The American Association of Pediatrics put out a statement about how parents should interact with media, or what we call technology. Read the list of suggestions from the AAP, and determine when you are going to implement each one.

Number each item in the order you want to incorporate them into your family routine. Consider a multiphase plan that, over time, will allow you to implement all of the suggestions.

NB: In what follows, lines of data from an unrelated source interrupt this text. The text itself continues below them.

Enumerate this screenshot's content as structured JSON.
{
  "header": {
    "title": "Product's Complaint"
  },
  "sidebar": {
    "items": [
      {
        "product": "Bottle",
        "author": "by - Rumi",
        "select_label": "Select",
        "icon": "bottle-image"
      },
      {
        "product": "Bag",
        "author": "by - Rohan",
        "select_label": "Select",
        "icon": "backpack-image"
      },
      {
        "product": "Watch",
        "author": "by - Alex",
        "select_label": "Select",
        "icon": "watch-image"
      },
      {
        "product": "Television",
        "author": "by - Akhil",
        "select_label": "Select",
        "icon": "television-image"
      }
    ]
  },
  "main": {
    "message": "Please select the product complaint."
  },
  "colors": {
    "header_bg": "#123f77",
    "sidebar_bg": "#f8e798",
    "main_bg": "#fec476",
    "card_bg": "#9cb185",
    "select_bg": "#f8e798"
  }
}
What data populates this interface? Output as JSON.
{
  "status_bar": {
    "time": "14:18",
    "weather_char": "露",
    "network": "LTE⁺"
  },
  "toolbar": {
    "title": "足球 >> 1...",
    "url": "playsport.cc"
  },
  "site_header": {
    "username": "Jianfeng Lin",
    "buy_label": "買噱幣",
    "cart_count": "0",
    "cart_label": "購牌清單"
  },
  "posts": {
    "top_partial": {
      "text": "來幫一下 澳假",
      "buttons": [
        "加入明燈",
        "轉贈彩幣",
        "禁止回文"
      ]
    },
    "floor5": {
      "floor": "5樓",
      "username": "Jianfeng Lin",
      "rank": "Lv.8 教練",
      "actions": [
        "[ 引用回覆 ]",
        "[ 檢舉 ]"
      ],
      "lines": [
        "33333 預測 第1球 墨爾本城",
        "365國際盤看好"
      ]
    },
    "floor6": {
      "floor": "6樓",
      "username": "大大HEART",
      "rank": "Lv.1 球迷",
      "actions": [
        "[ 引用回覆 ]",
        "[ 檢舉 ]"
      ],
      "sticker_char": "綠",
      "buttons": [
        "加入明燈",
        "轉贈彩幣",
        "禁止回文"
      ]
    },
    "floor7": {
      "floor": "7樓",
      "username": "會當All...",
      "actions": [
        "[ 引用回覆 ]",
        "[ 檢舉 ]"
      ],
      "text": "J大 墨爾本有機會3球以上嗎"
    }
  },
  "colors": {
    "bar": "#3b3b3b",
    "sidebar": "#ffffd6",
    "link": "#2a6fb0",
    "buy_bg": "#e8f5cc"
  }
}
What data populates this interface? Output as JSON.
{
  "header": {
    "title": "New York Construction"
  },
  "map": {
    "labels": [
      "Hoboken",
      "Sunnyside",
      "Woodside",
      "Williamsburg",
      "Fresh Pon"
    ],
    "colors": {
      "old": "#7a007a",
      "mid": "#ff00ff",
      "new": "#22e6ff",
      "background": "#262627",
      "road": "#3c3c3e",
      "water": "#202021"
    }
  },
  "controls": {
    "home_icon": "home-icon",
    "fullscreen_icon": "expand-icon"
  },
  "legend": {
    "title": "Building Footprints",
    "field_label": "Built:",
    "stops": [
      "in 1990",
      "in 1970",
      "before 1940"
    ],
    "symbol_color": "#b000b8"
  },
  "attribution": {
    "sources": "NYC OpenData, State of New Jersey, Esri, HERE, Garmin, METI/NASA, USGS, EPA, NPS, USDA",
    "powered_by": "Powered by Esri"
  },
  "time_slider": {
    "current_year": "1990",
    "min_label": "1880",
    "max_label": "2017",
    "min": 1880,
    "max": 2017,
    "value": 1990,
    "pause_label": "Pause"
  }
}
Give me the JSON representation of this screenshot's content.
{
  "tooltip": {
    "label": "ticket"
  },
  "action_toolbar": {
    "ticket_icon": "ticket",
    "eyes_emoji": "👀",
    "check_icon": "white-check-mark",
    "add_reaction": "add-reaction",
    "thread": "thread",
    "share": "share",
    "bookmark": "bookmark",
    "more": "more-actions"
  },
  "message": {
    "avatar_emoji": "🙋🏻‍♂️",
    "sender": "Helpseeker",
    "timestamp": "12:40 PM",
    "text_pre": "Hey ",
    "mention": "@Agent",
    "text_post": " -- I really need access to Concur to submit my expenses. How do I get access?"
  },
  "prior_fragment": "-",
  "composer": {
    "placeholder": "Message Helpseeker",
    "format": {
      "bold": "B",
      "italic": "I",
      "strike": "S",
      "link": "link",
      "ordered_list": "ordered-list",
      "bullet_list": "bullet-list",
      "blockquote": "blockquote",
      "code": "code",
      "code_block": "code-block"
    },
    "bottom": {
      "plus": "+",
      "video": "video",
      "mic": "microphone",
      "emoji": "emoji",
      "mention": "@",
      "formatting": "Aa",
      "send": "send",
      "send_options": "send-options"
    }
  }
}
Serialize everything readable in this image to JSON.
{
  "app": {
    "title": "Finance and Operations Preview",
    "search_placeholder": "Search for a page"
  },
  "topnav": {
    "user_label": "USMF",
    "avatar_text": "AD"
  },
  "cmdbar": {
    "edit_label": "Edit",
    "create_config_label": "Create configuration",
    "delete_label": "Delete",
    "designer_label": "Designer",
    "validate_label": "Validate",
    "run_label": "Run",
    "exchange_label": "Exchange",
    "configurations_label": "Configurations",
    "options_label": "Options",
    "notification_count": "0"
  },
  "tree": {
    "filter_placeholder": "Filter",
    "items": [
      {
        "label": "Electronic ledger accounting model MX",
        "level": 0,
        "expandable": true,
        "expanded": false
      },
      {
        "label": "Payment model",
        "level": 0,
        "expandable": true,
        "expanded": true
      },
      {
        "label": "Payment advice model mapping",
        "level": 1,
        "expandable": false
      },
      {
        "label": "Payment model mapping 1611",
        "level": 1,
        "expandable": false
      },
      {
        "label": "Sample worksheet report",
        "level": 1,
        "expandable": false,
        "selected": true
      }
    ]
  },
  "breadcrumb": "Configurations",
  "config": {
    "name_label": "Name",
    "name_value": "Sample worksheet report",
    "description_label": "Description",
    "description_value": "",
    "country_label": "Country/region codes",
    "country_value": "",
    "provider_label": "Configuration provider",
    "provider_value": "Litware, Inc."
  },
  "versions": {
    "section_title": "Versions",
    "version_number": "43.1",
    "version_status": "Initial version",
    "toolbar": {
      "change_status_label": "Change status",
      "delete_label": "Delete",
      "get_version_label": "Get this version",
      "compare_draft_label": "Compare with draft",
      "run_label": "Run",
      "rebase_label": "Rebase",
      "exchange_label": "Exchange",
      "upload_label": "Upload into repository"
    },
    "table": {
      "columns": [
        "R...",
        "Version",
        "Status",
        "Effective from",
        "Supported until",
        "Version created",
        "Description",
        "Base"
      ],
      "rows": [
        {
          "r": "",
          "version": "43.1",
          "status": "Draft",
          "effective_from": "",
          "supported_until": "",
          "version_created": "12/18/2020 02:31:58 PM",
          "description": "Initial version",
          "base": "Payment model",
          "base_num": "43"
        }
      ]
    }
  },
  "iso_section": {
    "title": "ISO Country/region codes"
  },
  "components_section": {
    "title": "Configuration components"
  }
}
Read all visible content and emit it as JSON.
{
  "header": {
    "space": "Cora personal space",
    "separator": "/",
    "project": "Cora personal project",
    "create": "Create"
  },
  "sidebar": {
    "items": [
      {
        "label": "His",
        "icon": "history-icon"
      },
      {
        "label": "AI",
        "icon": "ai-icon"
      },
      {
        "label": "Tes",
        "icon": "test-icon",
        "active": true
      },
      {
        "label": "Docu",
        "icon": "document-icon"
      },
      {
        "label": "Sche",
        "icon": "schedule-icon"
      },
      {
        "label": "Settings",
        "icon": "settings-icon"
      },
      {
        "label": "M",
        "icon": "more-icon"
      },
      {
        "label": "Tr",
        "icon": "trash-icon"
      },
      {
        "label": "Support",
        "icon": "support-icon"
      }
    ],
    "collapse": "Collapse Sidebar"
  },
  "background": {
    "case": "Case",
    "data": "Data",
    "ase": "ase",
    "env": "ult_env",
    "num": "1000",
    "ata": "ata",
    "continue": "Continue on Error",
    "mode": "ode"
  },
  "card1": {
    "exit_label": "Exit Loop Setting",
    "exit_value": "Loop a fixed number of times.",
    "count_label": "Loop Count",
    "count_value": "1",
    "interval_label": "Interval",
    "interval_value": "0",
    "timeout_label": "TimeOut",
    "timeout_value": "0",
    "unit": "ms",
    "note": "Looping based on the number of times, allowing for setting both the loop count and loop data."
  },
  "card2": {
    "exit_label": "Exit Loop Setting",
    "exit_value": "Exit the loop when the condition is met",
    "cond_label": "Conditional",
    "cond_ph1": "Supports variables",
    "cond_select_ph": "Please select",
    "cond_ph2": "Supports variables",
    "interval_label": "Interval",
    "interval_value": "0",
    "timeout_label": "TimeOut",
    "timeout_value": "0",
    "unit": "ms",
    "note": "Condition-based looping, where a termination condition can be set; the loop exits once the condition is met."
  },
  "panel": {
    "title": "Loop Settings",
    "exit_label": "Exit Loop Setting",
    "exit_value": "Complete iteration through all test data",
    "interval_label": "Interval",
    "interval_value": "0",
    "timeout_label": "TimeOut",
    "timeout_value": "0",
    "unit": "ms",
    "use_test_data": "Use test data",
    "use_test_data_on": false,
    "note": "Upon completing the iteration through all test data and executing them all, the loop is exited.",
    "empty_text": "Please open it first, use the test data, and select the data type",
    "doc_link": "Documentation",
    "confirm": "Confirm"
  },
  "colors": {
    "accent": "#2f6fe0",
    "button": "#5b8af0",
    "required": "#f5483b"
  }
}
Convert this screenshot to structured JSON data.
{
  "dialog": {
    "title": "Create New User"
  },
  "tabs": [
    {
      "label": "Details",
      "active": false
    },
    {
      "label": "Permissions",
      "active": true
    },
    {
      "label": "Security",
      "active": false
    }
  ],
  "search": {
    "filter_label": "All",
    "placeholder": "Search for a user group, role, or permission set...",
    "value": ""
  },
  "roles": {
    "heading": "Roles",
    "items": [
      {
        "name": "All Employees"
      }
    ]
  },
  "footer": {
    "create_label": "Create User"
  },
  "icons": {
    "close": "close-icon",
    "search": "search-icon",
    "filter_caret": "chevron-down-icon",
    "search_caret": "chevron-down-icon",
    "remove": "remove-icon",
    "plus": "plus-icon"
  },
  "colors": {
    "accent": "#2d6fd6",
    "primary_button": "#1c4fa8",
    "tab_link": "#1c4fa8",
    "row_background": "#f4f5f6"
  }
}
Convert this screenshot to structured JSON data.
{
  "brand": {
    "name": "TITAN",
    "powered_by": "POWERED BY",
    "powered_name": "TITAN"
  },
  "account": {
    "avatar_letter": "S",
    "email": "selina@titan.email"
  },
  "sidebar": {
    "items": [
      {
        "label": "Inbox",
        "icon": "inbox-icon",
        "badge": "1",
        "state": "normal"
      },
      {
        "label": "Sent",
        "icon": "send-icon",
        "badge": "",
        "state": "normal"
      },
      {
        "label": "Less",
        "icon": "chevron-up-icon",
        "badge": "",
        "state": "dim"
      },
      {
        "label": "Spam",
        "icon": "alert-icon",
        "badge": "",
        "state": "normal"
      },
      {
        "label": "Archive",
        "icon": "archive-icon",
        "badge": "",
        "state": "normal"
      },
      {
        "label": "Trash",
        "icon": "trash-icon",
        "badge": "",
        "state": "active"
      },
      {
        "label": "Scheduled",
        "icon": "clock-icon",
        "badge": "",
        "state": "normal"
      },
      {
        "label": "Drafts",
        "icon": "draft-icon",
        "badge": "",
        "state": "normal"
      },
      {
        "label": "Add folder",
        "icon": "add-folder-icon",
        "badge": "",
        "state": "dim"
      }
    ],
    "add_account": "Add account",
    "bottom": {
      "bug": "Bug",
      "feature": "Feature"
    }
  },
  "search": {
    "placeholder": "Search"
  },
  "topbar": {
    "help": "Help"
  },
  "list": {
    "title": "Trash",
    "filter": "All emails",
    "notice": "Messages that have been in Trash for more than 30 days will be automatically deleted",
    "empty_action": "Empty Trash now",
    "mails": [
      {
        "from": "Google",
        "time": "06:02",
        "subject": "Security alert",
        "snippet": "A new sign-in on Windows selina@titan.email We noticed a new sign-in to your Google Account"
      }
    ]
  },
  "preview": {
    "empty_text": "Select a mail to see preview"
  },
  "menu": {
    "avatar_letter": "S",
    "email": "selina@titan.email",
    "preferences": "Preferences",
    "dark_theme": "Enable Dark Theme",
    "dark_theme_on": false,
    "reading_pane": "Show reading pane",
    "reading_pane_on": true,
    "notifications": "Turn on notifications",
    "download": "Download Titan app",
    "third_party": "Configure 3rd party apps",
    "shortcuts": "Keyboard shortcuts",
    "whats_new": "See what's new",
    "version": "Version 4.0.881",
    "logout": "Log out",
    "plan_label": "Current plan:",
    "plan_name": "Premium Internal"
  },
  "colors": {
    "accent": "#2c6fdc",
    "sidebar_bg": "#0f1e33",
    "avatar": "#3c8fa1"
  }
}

  • Help children make healthy choices in their “media diet.”  Look at age-appropriate ratings for shows, movies, and games; and make sure children avoid seeing violent, sexually explicit content, or tobacco or alcohol glorification.
  • Teach children “media literacy” by watching television with the children, discussing and learning from the content.
  • Encourage the use of non-electronic media and formats such as books, magazines, newspapers, and board games.
  • Watch children for adverse effects of excessive media consumption, such as sleep disorders, eating disorders, obesity, attention problems, and school difficulties.
  • Limit media to educational content.
  • Establish screen-free zones at home, including in all bedrooms.
  • Turn off the television at dinnertime.
  • Limit to only one or two hours per day the entertainment screen time of all children above two years of age.
  • Encourage children to spend time outdoors, read, engage in hobbies, and use their imaginations during free play. (1)

Technology requires monitoring by parents.  The latest-and-greatest may not be what is best for our kids.  As parents, we must evaluate not only each individual piece of technology, but also the cumulative effect of technology.  Being on top of technology today is only prudent.

Some parents may be tempted to give technology to their children for the wrong reasons:

  • To entertain them or keep them busy while the parent is doing something else.
  • To demonstrate how cool they are in an attempt to be buddy instead of parent.
  • As a way to assuage guilt over being gone or being unavailable due to commitments or situations such as work or divorce.

Technology should not be used as a babysitter, as a banner, or as a bribe.  Children can be tempted to use technology the wrong way, but parents can also be tempted to give technology for the wrong reasons.

Even if your motives were not completely pure when you bought technology into the home, you can still begin to reframe it under parental authority.  Whatever your situation, don’t back down where technology is concerned.  We live in a new digital landscape, but you are still expected to be the parent.  Our kids may be identified as the new global generation or as digital natives, but they are still our kids.

As you enter into the battlefield for the hearts and minds of your children, consider the encouragement the Lord gave Joshua and take heart as a parent: “Be strong and courageous.  Do not be afraid or terrified because of them, for the Lord your God goes with you; he will never leave you nor forsake you” (Deuteronomy 31:6)

For more information on how to talk with your children about technology, implement ground rules for its use, and also practice what you preach, see Dr. Jantz’s new mini-book, Ten Tips for Parenting the Smartphone Generation.

(1) Ibid